(WHAT THIS TASK INVOLVES) The listing below is to be duplicated exactly, with every picture omitted.
### GIVEN INFORMATION
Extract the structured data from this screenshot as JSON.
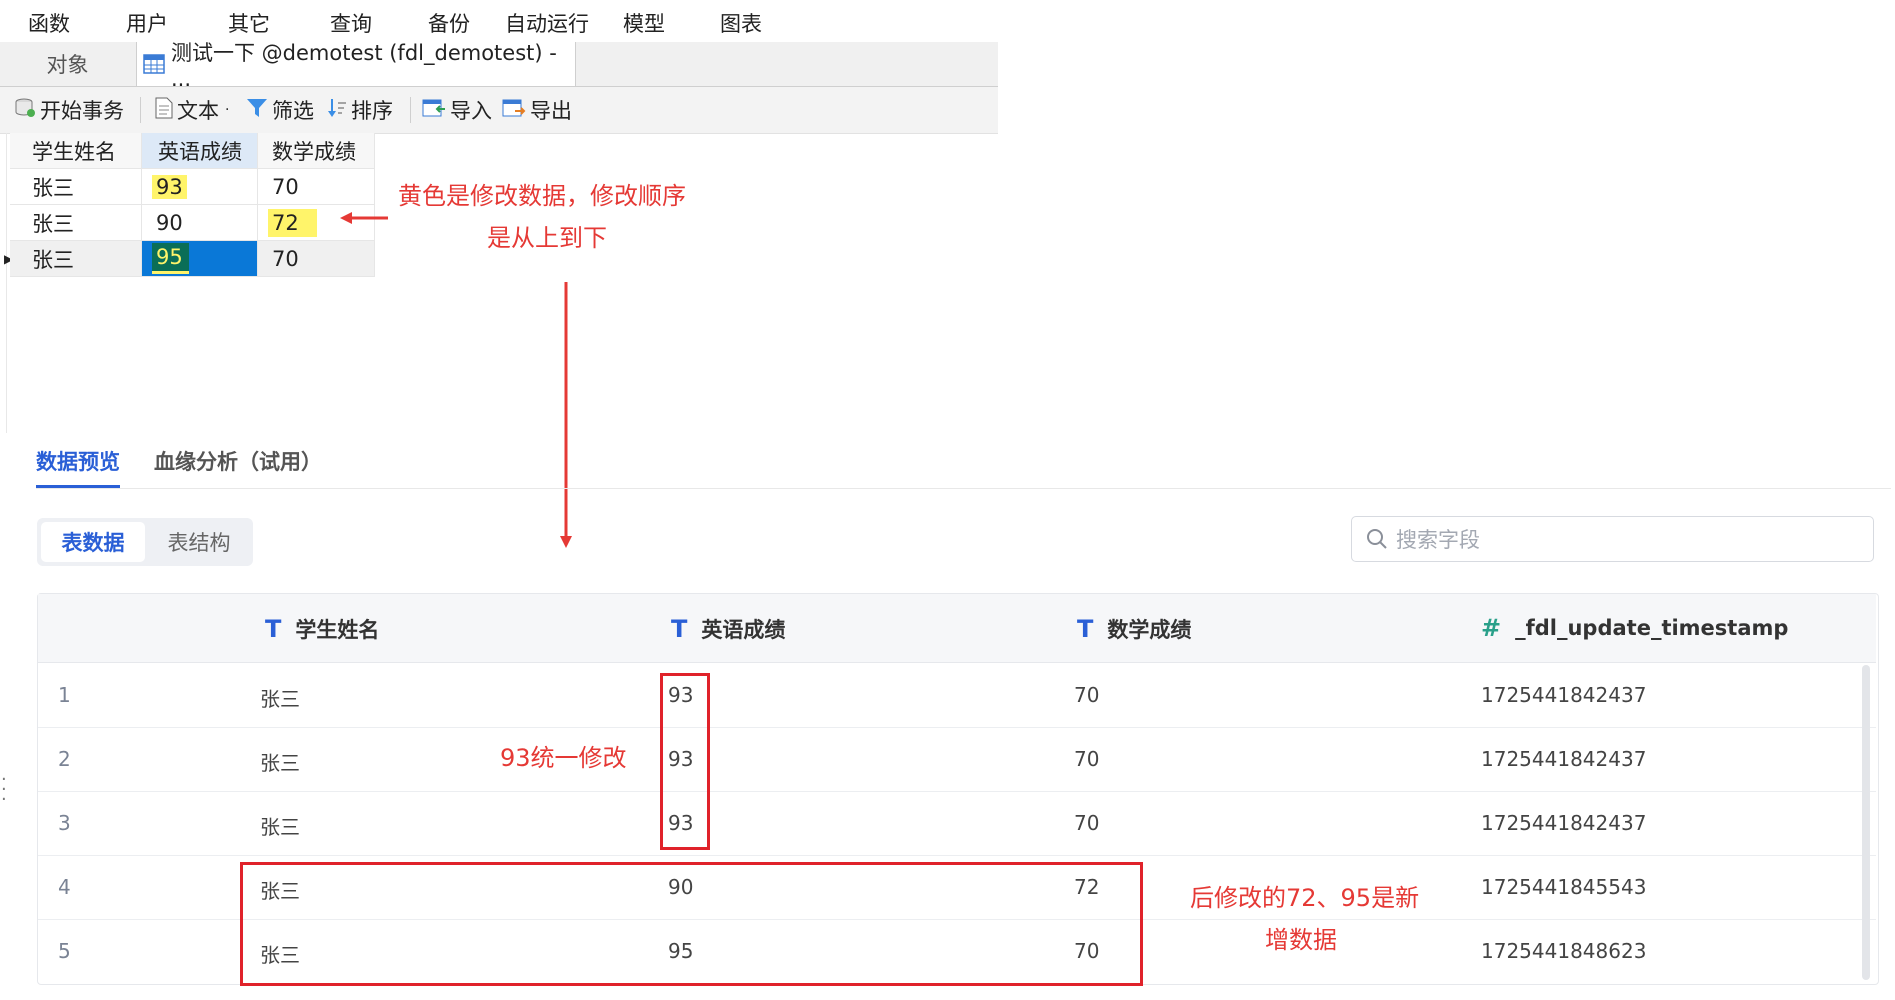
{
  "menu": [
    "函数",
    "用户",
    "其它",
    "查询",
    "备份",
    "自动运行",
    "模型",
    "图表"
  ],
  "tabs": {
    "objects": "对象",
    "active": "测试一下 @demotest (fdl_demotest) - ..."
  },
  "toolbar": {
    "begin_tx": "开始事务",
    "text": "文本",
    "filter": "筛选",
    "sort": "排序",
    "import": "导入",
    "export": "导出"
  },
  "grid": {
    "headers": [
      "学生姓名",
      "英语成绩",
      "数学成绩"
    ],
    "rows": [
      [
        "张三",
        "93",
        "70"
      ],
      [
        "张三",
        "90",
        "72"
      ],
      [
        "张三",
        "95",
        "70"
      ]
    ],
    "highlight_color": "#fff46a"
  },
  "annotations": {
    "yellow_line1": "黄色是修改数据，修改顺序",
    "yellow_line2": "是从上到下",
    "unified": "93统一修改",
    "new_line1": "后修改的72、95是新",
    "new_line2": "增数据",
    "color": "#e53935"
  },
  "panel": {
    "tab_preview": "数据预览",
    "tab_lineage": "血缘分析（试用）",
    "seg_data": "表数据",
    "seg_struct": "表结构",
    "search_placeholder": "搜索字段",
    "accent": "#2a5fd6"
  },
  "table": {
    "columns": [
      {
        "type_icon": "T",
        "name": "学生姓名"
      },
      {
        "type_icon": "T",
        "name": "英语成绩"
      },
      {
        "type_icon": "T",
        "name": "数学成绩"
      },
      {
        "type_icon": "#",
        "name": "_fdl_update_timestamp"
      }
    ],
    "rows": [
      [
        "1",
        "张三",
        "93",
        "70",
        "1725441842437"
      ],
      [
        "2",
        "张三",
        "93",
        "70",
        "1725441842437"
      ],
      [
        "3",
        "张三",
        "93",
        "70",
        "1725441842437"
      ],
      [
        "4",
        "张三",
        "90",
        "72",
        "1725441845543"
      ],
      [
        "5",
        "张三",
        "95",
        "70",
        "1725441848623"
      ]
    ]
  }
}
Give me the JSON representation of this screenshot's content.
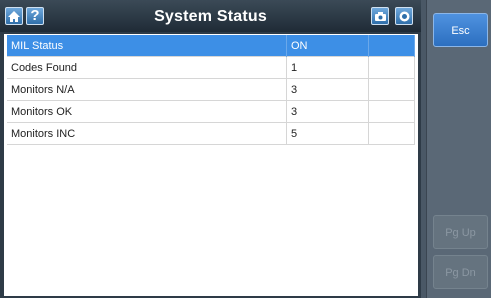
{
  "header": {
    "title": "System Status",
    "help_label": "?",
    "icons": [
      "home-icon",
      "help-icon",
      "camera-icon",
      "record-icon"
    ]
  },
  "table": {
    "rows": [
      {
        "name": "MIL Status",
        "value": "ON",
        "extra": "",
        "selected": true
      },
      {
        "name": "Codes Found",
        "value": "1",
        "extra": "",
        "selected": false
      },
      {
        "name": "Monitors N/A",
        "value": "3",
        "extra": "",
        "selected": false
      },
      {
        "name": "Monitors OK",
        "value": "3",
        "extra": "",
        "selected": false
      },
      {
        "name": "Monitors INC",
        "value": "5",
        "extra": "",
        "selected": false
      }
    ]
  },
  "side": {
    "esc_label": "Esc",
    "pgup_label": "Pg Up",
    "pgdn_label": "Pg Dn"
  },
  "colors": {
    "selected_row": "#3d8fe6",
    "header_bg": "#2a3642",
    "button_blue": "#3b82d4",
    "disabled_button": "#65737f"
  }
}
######
(TASK RESPONSE)
Extract the structured data from this screenshot as JSON.
{
  "menu": [
    "函数",
    "用户",
    "其它",
    "查询",
    "备份",
    "自动运行",
    "模型",
    "图表"
  ],
  "tabs": {
    "objects": "对象",
    "active": "测试一下 @demotest (fdl_demotest) - ..."
  },
  "toolbar": {
    "begin_tx": "开始事务",
    "text": "文本",
    "filter": "筛选",
    "sort": "排序",
    "import": "导入",
    "export": "导出"
  },
  "grid": {
    "headers": [
      "学生姓名",
      "英语成绩",
      "数学成绩"
    ],
    "rows": [
      [
        "张三",
        "93",
        "70"
      ],
      [
        "张三",
        "90",
        "72"
      ],
      [
        "张三",
        "95",
        "70"
      ]
    ],
    "highlight_color": "#fff46a"
  },
  "annotations": {
    "yellow_line1": "黄色是修改数据，修改顺序",
    "yellow_line2": "是从上到下",
    "unified": "93统一修改",
    "new_line1": "后修改的72、95是新",
    "new_line2": "增数据",
    "color": "#e53935"
  },
  "panel": {
    "tab_preview": "数据预览",
    "tab_lineage": "血缘分析（试用）",
    "seg_data": "表数据",
    "seg_struct": "表结构",
    "search_placeholder": "搜索字段",
    "accent": "#2a5fd6"
  },
  "table": {
    "columns": [
      {
        "type_icon": "T",
        "name": "学生姓名"
      },
      {
        "type_icon": "T",
        "name": "英语成绩"
      },
      {
        "type_icon": "T",
        "name": "数学成绩"
      },
      {
        "type_icon": "#",
        "name": "_fdl_update_timestamp"
      }
    ],
    "rows": [
      [
        "1",
        "张三",
        "93",
        "70",
        "1725441842437"
      ],
      [
        "2",
        "张三",
        "93",
        "70",
        "1725441842437"
      ],
      [
        "3",
        "张三",
        "93",
        "70",
        "1725441842437"
      ],
      [
        "4",
        "张三",
        "90",
        "72",
        "1725441845543"
      ],
      [
        "5",
        "张三",
        "95",
        "70",
        "1725441848623"
      ]
    ]
  }
}
Give me the JSON representation of this screenshot's content.
{
  "header": {
    "title": "System Status",
    "help_label": "?",
    "icons": [
      "home-icon",
      "help-icon",
      "camera-icon",
      "record-icon"
    ]
  },
  "table": {
    "rows": [
      {
        "name": "MIL Status",
        "value": "ON",
        "extra": "",
        "selected": true
      },
      {
        "name": "Codes Found",
        "value": "1",
        "extra": "",
        "selected": false
      },
      {
        "name": "Monitors N/A",
        "value": "3",
        "extra": "",
        "selected": false
      },
      {
        "name": "Monitors OK",
        "value": "3",
        "extra": "",
        "selected": false
      },
      {
        "name": "Monitors INC",
        "value": "5",
        "extra": "",
        "selected": false
      }
    ]
  },
  "side": {
    "esc_label": "Esc",
    "pgup_label": "Pg Up",
    "pgdn_label": "Pg Dn"
  },
  "colors": {
    "selected_row": "#3d8fe6",
    "header_bg": "#2a3642",
    "button_blue": "#3b82d4",
    "disabled_button": "#65737f"
  }
}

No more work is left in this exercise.